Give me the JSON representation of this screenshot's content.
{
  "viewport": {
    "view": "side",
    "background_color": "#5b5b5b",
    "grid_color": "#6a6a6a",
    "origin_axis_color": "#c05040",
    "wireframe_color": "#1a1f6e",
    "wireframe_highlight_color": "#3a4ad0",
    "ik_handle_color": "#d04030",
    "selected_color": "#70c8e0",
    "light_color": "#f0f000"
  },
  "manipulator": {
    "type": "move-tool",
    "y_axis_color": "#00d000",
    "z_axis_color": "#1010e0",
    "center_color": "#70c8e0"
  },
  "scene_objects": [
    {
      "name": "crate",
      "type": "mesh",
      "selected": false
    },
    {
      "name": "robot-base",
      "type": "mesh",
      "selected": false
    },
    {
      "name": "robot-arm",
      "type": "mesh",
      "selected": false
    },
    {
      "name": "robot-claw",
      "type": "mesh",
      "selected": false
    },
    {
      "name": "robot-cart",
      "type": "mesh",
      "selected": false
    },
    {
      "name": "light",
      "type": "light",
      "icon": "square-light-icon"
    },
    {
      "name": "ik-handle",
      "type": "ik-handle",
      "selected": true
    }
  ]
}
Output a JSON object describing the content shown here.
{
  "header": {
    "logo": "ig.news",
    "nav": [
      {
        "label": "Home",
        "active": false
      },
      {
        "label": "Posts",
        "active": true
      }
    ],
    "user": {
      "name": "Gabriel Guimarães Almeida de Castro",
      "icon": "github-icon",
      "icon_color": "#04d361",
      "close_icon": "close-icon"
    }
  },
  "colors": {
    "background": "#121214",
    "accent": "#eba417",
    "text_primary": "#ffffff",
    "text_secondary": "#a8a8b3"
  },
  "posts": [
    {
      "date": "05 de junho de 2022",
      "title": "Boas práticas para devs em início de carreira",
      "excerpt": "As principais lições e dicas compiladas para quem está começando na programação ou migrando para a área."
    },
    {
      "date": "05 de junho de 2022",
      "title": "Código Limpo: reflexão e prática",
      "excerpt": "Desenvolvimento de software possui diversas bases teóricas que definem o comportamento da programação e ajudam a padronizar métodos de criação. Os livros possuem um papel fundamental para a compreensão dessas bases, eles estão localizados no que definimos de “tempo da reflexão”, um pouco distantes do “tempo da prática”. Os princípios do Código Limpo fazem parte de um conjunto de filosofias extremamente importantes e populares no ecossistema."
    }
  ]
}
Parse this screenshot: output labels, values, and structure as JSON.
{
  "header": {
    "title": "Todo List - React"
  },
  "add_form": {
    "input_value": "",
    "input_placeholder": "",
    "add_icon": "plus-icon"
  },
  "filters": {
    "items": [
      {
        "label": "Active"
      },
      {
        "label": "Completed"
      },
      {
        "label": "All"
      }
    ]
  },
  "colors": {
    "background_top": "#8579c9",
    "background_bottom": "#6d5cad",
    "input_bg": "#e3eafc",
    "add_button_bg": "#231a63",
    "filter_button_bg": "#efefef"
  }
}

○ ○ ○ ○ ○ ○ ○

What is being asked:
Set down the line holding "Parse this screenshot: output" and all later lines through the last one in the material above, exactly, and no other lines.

Exercise result:
Parse this screenshot: output labels, values, and structure as JSON.
{
  "header": {
    "title": "Todo List - React"
  },
  "add_form": {
    "input_value": "",
    "input_placeholder": "",
    "add_icon": "plus-icon"
  },
  "filters": {
    "items": [
      {
        "label": "Active"
      },
      {
        "label": "Completed"
      },
      {
        "label": "All"
      }
    ]
  },
  "colors": {
    "background_top": "#8579c9",
    "background_bottom": "#6d5cad",
    "input_bg": "#e3eafc",
    "add_button_bg": "#231a63",
    "filter_button_bg": "#efefef"
  }
}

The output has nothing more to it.